(Exercise details): Find the lines holding the string "lock" in the data, then copy all of them.

(Provided entries):
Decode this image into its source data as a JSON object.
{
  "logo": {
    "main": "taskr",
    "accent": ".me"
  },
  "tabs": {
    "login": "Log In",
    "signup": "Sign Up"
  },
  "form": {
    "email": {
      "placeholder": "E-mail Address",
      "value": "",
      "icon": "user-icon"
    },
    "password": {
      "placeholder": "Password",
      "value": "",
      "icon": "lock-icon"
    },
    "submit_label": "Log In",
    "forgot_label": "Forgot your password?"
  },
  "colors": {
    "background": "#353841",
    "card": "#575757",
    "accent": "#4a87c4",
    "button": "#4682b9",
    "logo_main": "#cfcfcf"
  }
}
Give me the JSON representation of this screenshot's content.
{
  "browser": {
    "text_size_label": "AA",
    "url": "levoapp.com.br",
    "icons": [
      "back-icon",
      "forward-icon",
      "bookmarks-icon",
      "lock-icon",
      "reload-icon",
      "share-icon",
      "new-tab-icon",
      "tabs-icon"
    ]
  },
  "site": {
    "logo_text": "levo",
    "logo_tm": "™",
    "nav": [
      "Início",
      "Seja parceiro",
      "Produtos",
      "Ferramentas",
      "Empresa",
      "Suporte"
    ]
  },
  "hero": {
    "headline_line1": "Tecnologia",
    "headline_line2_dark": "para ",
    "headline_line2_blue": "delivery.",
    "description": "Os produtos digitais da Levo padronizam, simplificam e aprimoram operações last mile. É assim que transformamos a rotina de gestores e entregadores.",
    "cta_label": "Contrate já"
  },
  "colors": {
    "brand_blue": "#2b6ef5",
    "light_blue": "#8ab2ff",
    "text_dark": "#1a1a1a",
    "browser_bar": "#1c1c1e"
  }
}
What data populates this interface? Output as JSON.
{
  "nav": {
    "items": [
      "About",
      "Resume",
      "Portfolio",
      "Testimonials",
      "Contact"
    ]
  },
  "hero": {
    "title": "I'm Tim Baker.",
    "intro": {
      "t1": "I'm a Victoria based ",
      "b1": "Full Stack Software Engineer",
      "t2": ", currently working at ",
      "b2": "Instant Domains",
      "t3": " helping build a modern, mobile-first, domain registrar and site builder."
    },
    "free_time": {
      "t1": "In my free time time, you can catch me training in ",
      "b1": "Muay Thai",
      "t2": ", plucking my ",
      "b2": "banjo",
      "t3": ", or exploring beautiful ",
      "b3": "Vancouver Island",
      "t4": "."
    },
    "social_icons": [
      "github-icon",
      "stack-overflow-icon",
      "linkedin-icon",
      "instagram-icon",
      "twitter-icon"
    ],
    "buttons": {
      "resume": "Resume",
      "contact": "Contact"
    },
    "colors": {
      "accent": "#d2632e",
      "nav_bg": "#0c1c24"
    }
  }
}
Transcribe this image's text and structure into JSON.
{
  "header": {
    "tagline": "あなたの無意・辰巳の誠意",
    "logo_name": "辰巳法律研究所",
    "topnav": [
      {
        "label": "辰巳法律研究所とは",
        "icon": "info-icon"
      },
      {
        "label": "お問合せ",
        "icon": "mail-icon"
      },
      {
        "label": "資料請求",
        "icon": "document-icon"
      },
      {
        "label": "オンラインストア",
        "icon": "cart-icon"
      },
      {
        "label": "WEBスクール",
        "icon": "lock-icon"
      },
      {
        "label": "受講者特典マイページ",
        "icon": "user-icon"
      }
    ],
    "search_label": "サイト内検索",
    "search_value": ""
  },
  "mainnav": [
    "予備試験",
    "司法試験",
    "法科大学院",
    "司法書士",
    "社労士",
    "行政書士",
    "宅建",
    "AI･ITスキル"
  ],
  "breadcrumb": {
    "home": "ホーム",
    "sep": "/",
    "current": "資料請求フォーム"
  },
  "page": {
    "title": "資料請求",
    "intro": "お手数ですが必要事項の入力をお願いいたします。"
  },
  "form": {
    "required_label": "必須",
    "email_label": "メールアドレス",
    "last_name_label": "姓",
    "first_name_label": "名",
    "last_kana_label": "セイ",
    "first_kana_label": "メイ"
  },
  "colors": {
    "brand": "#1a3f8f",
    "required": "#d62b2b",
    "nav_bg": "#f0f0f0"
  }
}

(Exercise answer):
      "icon": "lock-icon"
      "lock-icon",
        "icon": "lock-icon"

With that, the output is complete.